* [Work request]
A single figure is the whole answer: the number of lines in the entries that contain "カードラリー岐阜".

○ ○ ○

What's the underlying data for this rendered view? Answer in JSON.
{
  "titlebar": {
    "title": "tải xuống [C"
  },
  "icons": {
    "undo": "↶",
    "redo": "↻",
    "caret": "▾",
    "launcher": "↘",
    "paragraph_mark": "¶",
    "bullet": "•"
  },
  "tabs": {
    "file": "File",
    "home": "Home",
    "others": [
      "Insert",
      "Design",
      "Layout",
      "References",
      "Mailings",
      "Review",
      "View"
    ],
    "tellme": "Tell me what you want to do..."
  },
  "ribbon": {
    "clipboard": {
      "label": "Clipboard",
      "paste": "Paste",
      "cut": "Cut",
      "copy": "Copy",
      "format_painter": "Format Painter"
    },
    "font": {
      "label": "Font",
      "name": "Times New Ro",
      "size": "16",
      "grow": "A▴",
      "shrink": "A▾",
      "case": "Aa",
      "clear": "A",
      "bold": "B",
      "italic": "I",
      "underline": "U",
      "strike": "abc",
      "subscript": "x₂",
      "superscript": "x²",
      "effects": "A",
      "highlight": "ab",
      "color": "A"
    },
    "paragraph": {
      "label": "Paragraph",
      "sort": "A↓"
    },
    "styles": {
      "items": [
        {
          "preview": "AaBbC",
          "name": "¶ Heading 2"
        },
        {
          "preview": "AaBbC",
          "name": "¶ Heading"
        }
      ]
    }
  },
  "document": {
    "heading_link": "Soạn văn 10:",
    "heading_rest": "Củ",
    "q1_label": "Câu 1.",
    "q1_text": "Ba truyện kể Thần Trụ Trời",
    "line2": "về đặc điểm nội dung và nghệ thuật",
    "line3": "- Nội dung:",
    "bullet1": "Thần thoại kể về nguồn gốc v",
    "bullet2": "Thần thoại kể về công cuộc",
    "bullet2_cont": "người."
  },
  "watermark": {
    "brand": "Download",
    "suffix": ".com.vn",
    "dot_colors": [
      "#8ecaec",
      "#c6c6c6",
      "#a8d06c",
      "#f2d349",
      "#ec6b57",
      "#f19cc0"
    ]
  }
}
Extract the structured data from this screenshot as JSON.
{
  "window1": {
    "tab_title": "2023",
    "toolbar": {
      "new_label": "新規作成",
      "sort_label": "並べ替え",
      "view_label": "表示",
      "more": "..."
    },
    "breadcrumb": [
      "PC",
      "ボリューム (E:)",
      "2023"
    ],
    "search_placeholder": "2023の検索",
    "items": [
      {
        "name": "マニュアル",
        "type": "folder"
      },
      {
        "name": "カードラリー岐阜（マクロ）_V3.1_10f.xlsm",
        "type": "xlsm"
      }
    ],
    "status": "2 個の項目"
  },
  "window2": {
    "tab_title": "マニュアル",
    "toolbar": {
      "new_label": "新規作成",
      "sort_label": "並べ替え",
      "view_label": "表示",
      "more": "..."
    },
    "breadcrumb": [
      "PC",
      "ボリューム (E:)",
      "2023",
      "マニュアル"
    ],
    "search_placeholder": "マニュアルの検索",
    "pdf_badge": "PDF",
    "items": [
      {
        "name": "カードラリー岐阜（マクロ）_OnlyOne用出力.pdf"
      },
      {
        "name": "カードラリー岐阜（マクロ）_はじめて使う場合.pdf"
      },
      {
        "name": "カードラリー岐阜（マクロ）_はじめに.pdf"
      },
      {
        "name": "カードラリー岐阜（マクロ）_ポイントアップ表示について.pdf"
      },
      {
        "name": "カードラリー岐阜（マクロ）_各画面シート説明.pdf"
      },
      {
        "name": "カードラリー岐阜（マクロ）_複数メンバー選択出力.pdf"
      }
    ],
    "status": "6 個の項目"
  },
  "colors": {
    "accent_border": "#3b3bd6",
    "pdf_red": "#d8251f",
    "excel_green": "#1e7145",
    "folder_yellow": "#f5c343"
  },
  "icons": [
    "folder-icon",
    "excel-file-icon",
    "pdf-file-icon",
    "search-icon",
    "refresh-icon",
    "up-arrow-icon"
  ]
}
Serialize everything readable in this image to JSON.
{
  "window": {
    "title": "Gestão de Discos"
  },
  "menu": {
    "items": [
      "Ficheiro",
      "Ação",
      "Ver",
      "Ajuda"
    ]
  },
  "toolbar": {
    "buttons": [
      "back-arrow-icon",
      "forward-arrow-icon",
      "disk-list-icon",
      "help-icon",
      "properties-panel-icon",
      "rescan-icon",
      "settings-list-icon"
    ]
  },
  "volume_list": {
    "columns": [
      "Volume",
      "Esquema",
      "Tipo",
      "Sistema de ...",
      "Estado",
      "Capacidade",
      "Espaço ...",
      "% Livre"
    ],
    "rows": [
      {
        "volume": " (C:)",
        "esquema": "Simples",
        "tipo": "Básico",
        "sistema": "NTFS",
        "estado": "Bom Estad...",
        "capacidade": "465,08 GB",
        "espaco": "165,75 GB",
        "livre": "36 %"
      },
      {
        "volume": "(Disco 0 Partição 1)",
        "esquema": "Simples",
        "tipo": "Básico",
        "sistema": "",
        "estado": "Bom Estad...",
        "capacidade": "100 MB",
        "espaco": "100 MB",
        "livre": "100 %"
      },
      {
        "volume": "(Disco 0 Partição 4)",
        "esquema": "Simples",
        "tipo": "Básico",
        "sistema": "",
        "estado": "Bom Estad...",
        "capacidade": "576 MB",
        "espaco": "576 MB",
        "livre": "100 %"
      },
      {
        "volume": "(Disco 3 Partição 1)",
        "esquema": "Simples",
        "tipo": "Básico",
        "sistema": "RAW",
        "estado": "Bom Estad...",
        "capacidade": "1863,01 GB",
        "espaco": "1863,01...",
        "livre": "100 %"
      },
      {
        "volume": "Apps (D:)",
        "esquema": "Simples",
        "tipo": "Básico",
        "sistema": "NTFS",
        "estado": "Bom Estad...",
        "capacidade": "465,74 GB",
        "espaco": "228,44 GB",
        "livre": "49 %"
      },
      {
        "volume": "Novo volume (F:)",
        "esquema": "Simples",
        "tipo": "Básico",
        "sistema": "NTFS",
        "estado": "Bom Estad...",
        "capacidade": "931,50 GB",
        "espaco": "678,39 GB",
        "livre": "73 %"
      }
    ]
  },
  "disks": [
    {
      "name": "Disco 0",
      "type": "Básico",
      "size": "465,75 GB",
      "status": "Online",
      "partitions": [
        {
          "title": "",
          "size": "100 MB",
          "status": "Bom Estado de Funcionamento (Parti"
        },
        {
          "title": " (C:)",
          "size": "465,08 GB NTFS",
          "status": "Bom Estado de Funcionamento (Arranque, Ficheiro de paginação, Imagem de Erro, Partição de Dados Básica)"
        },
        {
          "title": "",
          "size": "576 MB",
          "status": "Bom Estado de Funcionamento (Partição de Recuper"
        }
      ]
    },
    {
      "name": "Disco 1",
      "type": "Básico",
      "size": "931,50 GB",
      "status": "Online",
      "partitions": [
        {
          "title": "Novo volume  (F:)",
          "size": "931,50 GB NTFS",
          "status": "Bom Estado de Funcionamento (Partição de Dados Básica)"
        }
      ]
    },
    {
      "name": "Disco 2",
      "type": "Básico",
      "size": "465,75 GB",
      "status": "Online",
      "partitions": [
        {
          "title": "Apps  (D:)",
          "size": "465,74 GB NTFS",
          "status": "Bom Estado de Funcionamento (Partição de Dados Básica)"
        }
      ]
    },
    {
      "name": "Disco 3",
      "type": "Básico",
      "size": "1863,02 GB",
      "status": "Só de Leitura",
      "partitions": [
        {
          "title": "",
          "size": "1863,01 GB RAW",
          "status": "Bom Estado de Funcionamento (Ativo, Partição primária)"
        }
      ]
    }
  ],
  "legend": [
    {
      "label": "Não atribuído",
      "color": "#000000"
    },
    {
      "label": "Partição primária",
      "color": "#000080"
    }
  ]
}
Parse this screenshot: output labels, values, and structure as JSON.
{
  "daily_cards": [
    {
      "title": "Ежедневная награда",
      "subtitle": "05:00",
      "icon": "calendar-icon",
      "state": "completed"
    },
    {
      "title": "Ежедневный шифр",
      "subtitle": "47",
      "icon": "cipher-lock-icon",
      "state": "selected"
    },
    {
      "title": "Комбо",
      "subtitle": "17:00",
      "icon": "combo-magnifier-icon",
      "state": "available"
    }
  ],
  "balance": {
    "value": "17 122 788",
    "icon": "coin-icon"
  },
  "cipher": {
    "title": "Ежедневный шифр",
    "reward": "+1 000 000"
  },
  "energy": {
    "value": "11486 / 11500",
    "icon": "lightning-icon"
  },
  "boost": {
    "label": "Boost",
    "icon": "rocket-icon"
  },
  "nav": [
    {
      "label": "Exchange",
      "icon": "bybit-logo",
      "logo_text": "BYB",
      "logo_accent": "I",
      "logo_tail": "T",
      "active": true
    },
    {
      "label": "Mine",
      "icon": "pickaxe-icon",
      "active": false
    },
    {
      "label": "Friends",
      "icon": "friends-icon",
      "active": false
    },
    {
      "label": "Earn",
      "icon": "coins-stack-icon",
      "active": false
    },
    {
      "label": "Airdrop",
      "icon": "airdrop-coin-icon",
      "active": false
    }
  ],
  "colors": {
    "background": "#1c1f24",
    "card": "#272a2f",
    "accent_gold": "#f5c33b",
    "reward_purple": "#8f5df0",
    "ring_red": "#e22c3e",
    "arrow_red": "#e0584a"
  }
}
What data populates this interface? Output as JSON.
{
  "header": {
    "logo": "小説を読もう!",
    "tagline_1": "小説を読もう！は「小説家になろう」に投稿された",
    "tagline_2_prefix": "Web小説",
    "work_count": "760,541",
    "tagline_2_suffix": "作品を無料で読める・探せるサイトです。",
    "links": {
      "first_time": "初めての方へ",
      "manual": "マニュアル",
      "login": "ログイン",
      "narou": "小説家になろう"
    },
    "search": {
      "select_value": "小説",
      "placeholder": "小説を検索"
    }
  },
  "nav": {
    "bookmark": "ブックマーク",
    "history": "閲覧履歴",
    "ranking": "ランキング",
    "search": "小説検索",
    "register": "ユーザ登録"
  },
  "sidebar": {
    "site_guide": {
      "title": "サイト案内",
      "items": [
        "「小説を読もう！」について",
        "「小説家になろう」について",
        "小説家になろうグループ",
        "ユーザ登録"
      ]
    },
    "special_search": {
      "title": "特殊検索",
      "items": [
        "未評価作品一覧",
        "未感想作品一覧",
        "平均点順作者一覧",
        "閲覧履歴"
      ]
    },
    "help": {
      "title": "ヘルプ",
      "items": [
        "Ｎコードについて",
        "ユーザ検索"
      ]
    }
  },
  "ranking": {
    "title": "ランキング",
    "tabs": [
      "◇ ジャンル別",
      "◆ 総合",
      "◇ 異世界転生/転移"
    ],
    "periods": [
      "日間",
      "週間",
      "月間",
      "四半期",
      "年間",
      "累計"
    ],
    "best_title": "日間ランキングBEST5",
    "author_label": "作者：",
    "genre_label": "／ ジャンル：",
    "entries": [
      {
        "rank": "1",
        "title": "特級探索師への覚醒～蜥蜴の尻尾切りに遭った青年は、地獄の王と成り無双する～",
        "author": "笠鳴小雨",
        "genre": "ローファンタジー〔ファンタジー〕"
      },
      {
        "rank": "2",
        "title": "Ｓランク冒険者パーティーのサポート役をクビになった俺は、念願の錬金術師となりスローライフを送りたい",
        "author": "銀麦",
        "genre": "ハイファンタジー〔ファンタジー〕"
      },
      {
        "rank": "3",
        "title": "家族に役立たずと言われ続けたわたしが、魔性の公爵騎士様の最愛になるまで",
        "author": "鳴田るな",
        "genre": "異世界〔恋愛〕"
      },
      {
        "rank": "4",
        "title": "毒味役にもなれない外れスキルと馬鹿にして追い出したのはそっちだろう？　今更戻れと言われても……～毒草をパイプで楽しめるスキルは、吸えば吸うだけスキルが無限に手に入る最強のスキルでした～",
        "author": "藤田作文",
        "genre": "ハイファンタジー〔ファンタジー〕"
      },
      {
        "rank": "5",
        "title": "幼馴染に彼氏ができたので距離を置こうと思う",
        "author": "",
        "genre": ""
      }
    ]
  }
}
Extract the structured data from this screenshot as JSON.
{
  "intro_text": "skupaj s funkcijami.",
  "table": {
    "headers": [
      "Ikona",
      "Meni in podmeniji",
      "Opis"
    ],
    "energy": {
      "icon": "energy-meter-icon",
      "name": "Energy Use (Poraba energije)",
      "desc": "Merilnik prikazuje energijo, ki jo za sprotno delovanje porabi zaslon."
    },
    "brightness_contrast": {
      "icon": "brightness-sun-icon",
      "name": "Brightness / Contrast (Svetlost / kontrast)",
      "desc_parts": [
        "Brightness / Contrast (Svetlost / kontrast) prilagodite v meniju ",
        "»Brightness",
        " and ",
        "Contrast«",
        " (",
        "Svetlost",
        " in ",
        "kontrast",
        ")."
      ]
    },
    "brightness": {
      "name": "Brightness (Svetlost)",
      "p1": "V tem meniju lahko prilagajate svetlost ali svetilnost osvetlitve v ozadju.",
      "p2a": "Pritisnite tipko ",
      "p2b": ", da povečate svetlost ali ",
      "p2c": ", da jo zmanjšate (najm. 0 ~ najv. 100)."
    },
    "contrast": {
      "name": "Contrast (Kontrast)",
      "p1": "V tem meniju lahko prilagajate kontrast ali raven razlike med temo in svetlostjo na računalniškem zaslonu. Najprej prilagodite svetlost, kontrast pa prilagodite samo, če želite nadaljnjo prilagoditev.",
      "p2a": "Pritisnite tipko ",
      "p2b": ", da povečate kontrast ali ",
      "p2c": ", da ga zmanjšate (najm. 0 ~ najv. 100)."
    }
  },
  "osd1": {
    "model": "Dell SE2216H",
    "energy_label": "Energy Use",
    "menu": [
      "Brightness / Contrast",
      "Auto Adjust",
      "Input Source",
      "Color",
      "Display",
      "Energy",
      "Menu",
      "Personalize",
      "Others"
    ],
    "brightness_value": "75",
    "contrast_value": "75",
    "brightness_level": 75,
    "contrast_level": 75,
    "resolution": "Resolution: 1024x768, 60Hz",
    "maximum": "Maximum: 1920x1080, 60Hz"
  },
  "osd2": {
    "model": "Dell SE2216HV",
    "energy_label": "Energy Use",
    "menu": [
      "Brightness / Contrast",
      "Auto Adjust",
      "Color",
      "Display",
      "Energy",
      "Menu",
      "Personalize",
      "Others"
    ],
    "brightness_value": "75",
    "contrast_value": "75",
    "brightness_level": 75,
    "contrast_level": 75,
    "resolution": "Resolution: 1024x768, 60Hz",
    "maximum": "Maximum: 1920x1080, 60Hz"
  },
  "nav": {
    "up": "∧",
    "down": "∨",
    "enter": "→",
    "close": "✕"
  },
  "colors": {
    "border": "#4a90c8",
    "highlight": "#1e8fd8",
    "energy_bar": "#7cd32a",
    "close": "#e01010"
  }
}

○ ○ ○

* [Task output]
7